Making theatre is a playful, collaborative, and vulnerable process.  It challenges us to draw upon our powers of physical presence, tone of voice and intention in shaping characters and relationships.  In a Waldorf school, theatre is an opportunity for students to experience the dialogue of the many art forms they practice and to synthesize these in illuminating the themes, myths and stories from their curriculum to the stage.  Faculty share and expand their skills through collaboration and parents are brought into the process to create costumes, props and scenic elements. Ultimately, the students are empowered as they step out of their comfort zones, draw upon their will to do the rigorous work of making a production and generously share a story with their audience. 

This year at Waldorf School of Bend we began with the Jr. High stepping deeply into the unknown as they worked on an entirely original, ensemble performance, Somewhere in the Universe, that revolved around ancient themes of forgiveness.  The tiny but mighty 6th grade made a full production with just three players portraying a cast of characters in shadow puppetry and live performance with their original adaptation of The Prince and the Pauper.  The Fifth grade boldly took on the Greek myth of The Light of Isis and Osiris creating choreography, costumes and lighting reflective of a strong focus on the production aspects of theatre.  The exuberance of our fourth grade brought our community the gift of humor with their raucous and playful performance of The Three Trials of Thor.  The third grade drew upon it’s depth and power and the simplicity of the aural tradition in their performance of our WSB original adaptation of The Legend of the Indian Paintbrush. Finally, the first and second grades created ensemble magic and strength in their joyous telling of Ms. Elmore’s The Elves and the Shoemaker.  Each class developed a process, came up against unique challenges and joys, and all found courage and compassion as they stepped beyond themselves into the lives of others.

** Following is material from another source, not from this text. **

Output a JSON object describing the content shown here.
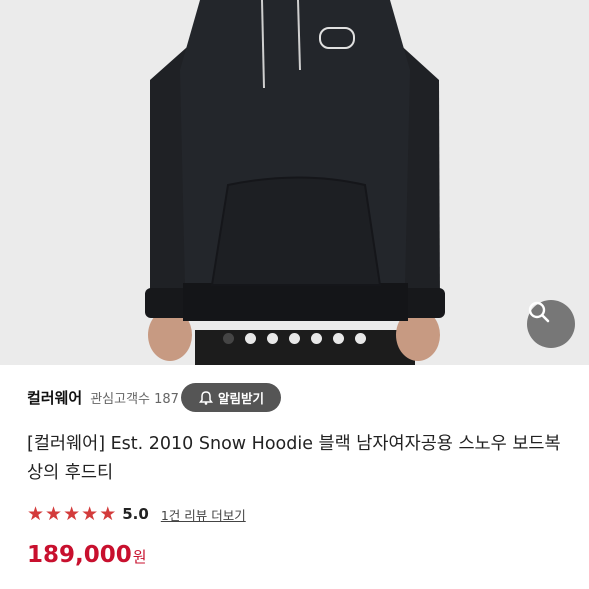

Rudolf Steiner said that “The need for imagination, a sense of truth, and a feeling of responsibility – are the very nerve of education.”  Students creating performances and theatre from their imaginations and their sense of truth, with the feeling of responsibility that comes with the intensity of ensemble collaboration is at the heart of making theatre; it is an embodiment of Steiner’s observation.

Read more about class plays in Waldorf schools here: